Winnie: Carrying The Torch of Black Girl Magic

Photo by Blessing Sandy
Spread the love

As seen in Guitar Girl Magazine Issue 19 – Spring 2022

Winnie is a London-based producer, guitarist, and artist. Her sound is influenced by the sound aesthetics of late ‘60s/‘70s funk, soul, electronica, and jazz genre music. Her music features expansive soundscapes, odd-time signature, hip-hop, and R&B-inflected grooves. Before the COVID-19 lockdown, Winnie headlined downstairs late at Ronnie Scotts and Belmont Villa. Since then, she has gone on to play at Jazz Cafe, Wild Paths, and Pizza Express Soho as a session guitarist. Winnie is currently focusing on a project to infuse timeless soul music with a modern electronic glitch with a hip-hop take.

So tell us where you are from and what instrument(s) you play.
I am from South East London, and I am a guitarist and vocalist.

How long have you been playing, and when did you know you wanted to be a musician?
I have been playing on/and off for about four years now, but more so frequently in the last two years. 

What is the best part about being a musician?
The best part of being a musician is inspiring people, taking them on a journey, and telling a story that is relatable to the human experience. 

What do you think of when you hear “Black History Month”?
I think of past, present, and future Black excellence. 

Is there a specific Black creative that inspires you? Why?
Prince has always inspired me. Artists like Sister Rosetta Tharpe, Ma Rainey, Ella Fitzgerald, Betty Davis, Nina Simone, Eartha Kitt, and more are I also celebrate because it takes so much resilience to be an unapologetic Black female/femme artist. I am inspired by pretty much any female musician that killed it in their own artistic way. The world isn’t used to hearing our voices or stories, so when I hear Black female artists that have expressed their music proudly, I feel like I can do it too. It motivates me to keep going.

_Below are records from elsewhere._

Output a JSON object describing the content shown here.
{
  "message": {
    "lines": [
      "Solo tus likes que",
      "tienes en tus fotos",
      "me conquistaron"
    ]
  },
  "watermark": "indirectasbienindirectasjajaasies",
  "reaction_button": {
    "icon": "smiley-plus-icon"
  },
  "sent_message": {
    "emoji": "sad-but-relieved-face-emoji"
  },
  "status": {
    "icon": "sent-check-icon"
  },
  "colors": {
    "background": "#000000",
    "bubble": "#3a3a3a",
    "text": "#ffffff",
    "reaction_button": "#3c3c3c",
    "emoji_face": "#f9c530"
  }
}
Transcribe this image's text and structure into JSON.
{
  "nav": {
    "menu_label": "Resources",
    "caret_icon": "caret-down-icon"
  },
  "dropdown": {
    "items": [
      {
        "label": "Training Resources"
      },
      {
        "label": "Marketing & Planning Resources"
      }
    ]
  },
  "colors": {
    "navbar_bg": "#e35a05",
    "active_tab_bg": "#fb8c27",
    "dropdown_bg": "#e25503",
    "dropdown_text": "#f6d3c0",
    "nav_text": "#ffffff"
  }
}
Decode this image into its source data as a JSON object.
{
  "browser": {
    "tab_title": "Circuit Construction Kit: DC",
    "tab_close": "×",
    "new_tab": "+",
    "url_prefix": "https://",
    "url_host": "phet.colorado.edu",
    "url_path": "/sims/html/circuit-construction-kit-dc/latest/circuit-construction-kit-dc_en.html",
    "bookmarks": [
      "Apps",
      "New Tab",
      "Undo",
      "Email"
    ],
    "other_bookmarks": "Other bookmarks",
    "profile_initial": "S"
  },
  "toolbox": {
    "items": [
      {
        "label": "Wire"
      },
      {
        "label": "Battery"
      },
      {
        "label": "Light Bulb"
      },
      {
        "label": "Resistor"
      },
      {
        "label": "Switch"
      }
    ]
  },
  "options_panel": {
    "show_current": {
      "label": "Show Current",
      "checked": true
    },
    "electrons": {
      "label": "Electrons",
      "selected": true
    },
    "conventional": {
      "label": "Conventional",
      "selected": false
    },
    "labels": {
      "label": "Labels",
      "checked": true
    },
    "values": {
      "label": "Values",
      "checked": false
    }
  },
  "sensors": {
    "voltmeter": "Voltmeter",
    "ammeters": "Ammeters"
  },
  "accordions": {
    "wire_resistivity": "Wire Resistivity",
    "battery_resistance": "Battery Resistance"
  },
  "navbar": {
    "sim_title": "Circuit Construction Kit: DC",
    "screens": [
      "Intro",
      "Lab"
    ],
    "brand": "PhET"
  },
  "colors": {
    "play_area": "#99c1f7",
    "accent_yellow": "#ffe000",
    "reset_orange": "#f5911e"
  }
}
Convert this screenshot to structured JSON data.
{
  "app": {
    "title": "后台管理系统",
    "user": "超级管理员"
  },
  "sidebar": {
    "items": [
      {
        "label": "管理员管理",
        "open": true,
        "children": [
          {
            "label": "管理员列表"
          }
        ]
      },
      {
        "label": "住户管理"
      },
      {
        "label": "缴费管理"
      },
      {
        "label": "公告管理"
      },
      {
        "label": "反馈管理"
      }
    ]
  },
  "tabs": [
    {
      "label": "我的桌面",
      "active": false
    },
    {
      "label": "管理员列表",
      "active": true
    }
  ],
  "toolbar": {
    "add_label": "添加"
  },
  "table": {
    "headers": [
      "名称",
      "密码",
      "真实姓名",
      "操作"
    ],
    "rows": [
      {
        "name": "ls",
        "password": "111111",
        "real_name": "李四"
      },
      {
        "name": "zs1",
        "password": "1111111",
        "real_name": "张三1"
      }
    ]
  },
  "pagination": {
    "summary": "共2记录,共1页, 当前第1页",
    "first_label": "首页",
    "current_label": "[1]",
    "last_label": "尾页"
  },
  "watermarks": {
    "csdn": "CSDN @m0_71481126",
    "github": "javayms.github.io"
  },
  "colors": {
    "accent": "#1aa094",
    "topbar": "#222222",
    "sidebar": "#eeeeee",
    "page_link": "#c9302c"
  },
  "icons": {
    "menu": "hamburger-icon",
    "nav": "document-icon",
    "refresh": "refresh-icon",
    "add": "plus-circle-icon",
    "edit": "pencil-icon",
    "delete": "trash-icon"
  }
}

Why do you think it is important to pay homage to the Black creatives that came before us? Why do you think the world needs to learn about our Black History?
Black creatives have paved the way in so many (almost all) musical genres. It would be crazy not to acknowledge that and even learn from it. There’s so much richness and authenticity in Black music; it’s almost spiritual in a way. The world needs to learn about Black history not because it’s Black but just because it’s history that reflects everywhere in our society today (not just in music, in every part of our society). 

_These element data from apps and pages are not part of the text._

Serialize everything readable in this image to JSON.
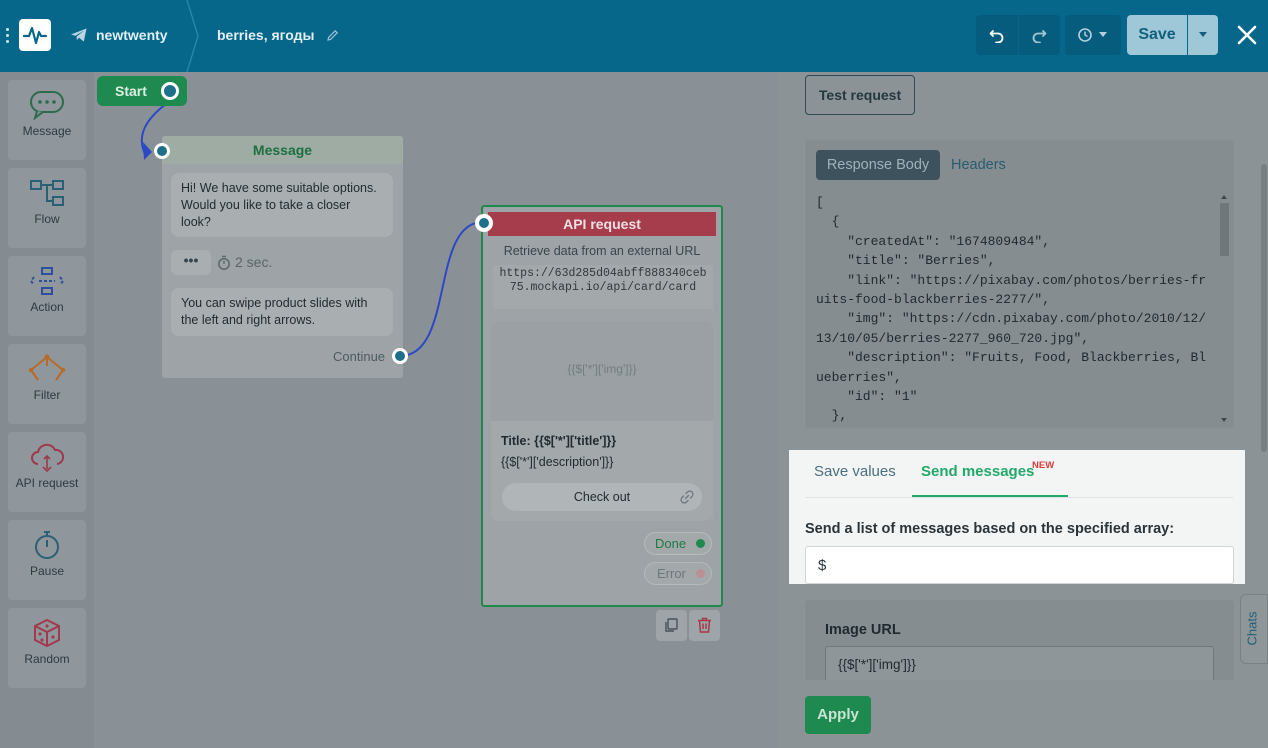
{
  "topbar": {
    "bot_name": "newtwenty",
    "flow_name": "berries, ягоды",
    "save_label": "Save"
  },
  "sidebar": {
    "items": [
      {
        "label": "Message"
      },
      {
        "label": "Flow"
      },
      {
        "label": "Action"
      },
      {
        "label": "Filter"
      },
      {
        "label": "API request"
      },
      {
        "label": "Pause"
      },
      {
        "label": "Random"
      }
    ]
  },
  "canvas": {
    "start_label": "Start",
    "message_node": {
      "title": "Message",
      "text1": "Hi! We have some suitable options. Would you like to take a closer look?",
      "delay": "2 sec.",
      "text2": "You can swipe product slides with the left and right arrows.",
      "continue_label": "Continue"
    },
    "api_node": {
      "title": "API request",
      "subtitle": "Retrieve data from an external URL",
      "url": "https://63d285d04abff888340ceb75.mockapi.io/api/card/card",
      "image_placeholder": "{{$['*']['img']}}",
      "card_title": "Title: {{$['*']['title']}}",
      "card_desc": "{{$['*']['description']}}",
      "card_button": "Check out",
      "done_label": "Done",
      "error_label": "Error"
    }
  },
  "panel": {
    "test_request_label": "Test request",
    "response_tabs": [
      "Response Body",
      "Headers"
    ],
    "response_lines": [
      "[",
      "  {",
      "    \"createdAt\": \"1674809484\",",
      "    \"title\": \"Berries\",",
      "    \"link\": \"https://pixabay.com/photos/berries-fr",
      "uits-food-blackberries-2277/\",",
      "    \"img\": \"https://cdn.pixabay.com/photo/2010/12/",
      "13/10/05/berries-2277_960_720.jpg\",",
      "    \"description\": \"Fruits, Food, Blackberries, Bl",
      "ueberries\",",
      "    \"id\": \"1\"",
      "  },"
    ],
    "tabs": {
      "save_values": "Save values",
      "send_messages": "Send messages",
      "new_badge": "NEW"
    },
    "array_label": "Send a list of messages based on the specified array:",
    "array_value": "$",
    "image_url_label": "Image URL",
    "image_url_value": "{{$['*']['img']}}",
    "apply_label": "Apply",
    "chats_label": "Chats"
  }
}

What are your current studio and live performance setups? Is it any different? 

My current studio set up is (approx); 

Roland SH-01 Gaia Synthesizer
Yamaha HS5w Pair Monitors
Ableton Live 11
Acoustic Fender CD-60
Fender Squier Telecaster
Squier Affinity Precision Bass
Microphones (there are quite a few, and I can’t recall, lol!)

What does it mean to be a Black woman to you?
It means being smart, creative, resourceful, and beautiful.

What’s one piece of advice you would give to your eight-year-old self looking up to the adult version of you?
I would say not to doubt myself — follow my dreams, and always listen to my intuition.

Spread the love